> [Prompt]
Where an image appears in the data, omit it and reproduce the rest exactly.

*** Given data ***

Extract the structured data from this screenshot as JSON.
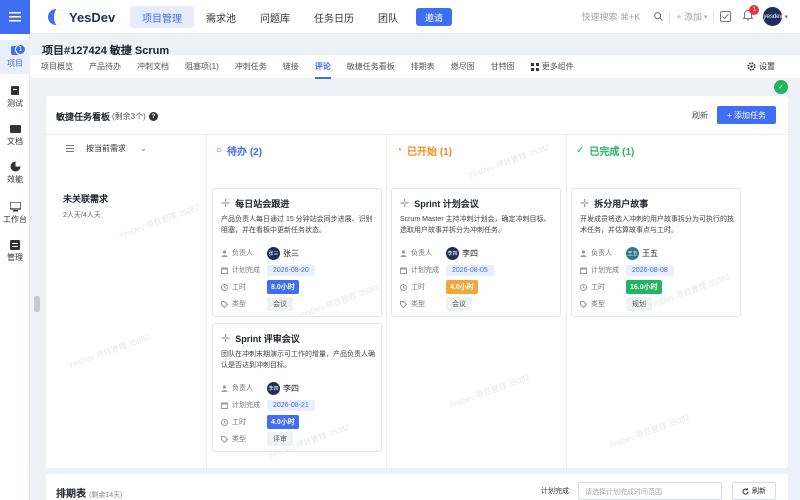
{
  "brand": {
    "name": "YesDev",
    "color": "#3f6df3"
  },
  "leftnav": {
    "badge": "1",
    "items": [
      {
        "label": "项目",
        "icon": "project-icon"
      },
      {
        "label": "测试",
        "icon": "test-icon"
      },
      {
        "label": "文档",
        "icon": "doc-icon"
      },
      {
        "label": "效能",
        "icon": "chart-icon"
      },
      {
        "label": "工作台",
        "icon": "desk-icon"
      },
      {
        "label": "管理",
        "icon": "manage-icon"
      }
    ]
  },
  "topnav": {
    "items": [
      "项目管理",
      "需求池",
      "问题库",
      "任务日历",
      "团队"
    ],
    "invite": "邀请",
    "search": "快速搜索 ⌘+K",
    "add": "+ 添加",
    "notif_count": "1",
    "avatar_text": "yesdev"
  },
  "project": {
    "title": "项目#127424 敏捷 Scrum"
  },
  "subtabs": [
    "项目概览",
    "产品待办",
    "冲刺文档",
    "阻塞项(1)",
    "冲刺任务",
    "链接",
    "评论",
    "敏捷任务看板",
    "排期表",
    "燃尽图",
    "甘特图",
    "更多组件"
  ],
  "settings_label": "设置",
  "board": {
    "title": "敏捷任务看板",
    "hint": "(剩余3个)",
    "refresh": "刷新",
    "add": "+ 添加任务",
    "group_selector": "按当前需求",
    "columns": [
      {
        "title": "待办 (2)",
        "color": "#3f6df3",
        "icon": "○"
      },
      {
        "title": "已开始 (1)",
        "color": "#f08c1a",
        "icon": "◔"
      },
      {
        "title": "已完成 (1)",
        "color": "#20b463",
        "icon": "✓"
      }
    ],
    "group": {
      "title": "未关联需求",
      "sub": "2人天/4人天"
    },
    "field_labels": {
      "owner": "负责人",
      "due": "计划完成",
      "hours": "工时",
      "type": "类型"
    },
    "cards": [
      {
        "title": "每日站会跟进",
        "desc": "产品负责人每日通过 15 分钟站会同步进展、识别阻塞，并在看板中更新任务状态。",
        "owner": "张三",
        "owner_short": "张三",
        "due": "2026-08-20",
        "hours": "8.0小时",
        "hours_color": "#3f6df3",
        "type": "会议"
      },
      {
        "title": "Sprint 评审会议",
        "desc": "团队在冲刺末期演示可工作的增量，产品负责人确认是否达到冲刺目标。",
        "owner": "李四",
        "owner_short": "李四",
        "due": "2026-08-21",
        "hours": "4.0小时",
        "hours_color": "#3f6df3",
        "type": "评审"
      },
      {
        "title": "Sprint 计划会议",
        "desc": "Scrum Master 主持冲刺计划会，确定冲刺目标、选取用户故事并拆分为冲刺任务。",
        "owner": "李四",
        "owner_short": "李四",
        "due": "2026-08-05",
        "hours": "4.0小时",
        "hours_color": "#f0a83c",
        "type": "会议"
      },
      {
        "title": "拆分用户故事",
        "desc": "开发成员将选入冲刺的用户故事拆分为可执行的技术任务，并估算故事点与工时。",
        "owner": "王五",
        "owner_short": "王五",
        "due": "2026-08-08",
        "hours": "16.0小时",
        "hours_color": "#20b463",
        "type": "规划"
      }
    ]
  },
  "schedule": {
    "title": "排期表",
    "hint": "(剩余14天)",
    "label": "计划完成:",
    "placeholder": "请选择计划完成时间范围",
    "refresh": "刷新"
  },
  "watermark": "YesDev 项目管理 35082"
}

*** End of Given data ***

> [Response to this exercise]
Extract the structured data from this screenshot as JSON.
{
  "brand": {
    "name": "YesDev",
    "color": "#3f6df3"
  },
  "leftnav": {
    "badge": "1",
    "items": [
      {
        "label": "项目",
        "icon": "project-icon"
      },
      {
        "label": "测试",
        "icon": "test-icon"
      },
      {
        "label": "文档",
        "icon": "doc-icon"
      },
      {
        "label": "效能",
        "icon": "chart-icon"
      },
      {
        "label": "工作台",
        "icon": "desk-icon"
      },
      {
        "label": "管理",
        "icon": "manage-icon"
      }
    ]
  },
  "topnav": {
    "items": [
      "项目管理",
      "需求池",
      "问题库",
      "任务日历",
      "团队"
    ],
    "invite": "邀请",
    "search": "快速搜索 ⌘+K",
    "add": "+ 添加",
    "notif_count": "1",
    "avatar_text": "yesdev"
  },
  "project": {
    "title": "项目#127424 敏捷 Scrum"
  },
  "subtabs": [
    "项目概览",
    "产品待办",
    "冲刺文档",
    "阻塞项(1)",
    "冲刺任务",
    "链接",
    "评论",
    "敏捷任务看板",
    "排期表",
    "燃尽图",
    "甘特图",
    "更多组件"
  ],
  "settings_label": "设置",
  "board": {
    "title": "敏捷任务看板",
    "hint": "(剩余3个)",
    "refresh": "刷新",
    "add": "+ 添加任务",
    "group_selector": "按当前需求",
    "columns": [
      {
        "title": "待办 (2)",
        "color": "#3f6df3",
        "icon": "○"
      },
      {
        "title": "已开始 (1)",
        "color": "#f08c1a",
        "icon": "◔"
      },
      {
        "title": "已完成 (1)",
        "color": "#20b463",
        "icon": "✓"
      }
    ],
    "group": {
      "title": "未关联需求",
      "sub": "2人天/4人天"
    },
    "field_labels": {
      "owner": "负责人",
      "due": "计划完成",
      "hours": "工时",
      "type": "类型"
    },
    "cards": [
      {
        "title": "每日站会跟进",
        "desc": "产品负责人每日通过 15 分钟站会同步进展、识别阻塞，并在看板中更新任务状态。",
        "owner": "张三",
        "owner_short": "张三",
        "due": "2026-08-20",
        "hours": "8.0小时",
        "hours_color": "#3f6df3",
        "type": "会议"
      },
      {
        "title": "Sprint 评审会议",
        "desc": "团队在冲刺末期演示可工作的增量，产品负责人确认是否达到冲刺目标。",
        "owner": "李四",
        "owner_short": "李四",
        "due": "2026-08-21",
        "hours": "4.0小时",
        "hours_color": "#3f6df3",
        "type": "评审"
      },
      {
        "title": "Sprint 计划会议",
        "desc": "Scrum Master 主持冲刺计划会，确定冲刺目标、选取用户故事并拆分为冲刺任务。",
        "owner": "李四",
        "owner_short": "李四",
        "due": "2026-08-05",
        "hours": "4.0小时",
        "hours_color": "#f0a83c",
        "type": "会议"
      },
      {
        "title": "拆分用户故事",
        "desc": "开发成员将选入冲刺的用户故事拆分为可执行的技术任务，并估算故事点与工时。",
        "owner": "王五",
        "owner_short": "王五",
        "due": "2026-08-08",
        "hours": "16.0小时",
        "hours_color": "#20b463",
        "type": "规划"
      }
    ]
  },
  "schedule": {
    "title": "排期表",
    "hint": "(剩余14天)",
    "label": "计划完成:",
    "placeholder": "请选择计划完成时间范围",
    "refresh": "刷新"
  },
  "watermark": "YesDev 项目管理 35082"
}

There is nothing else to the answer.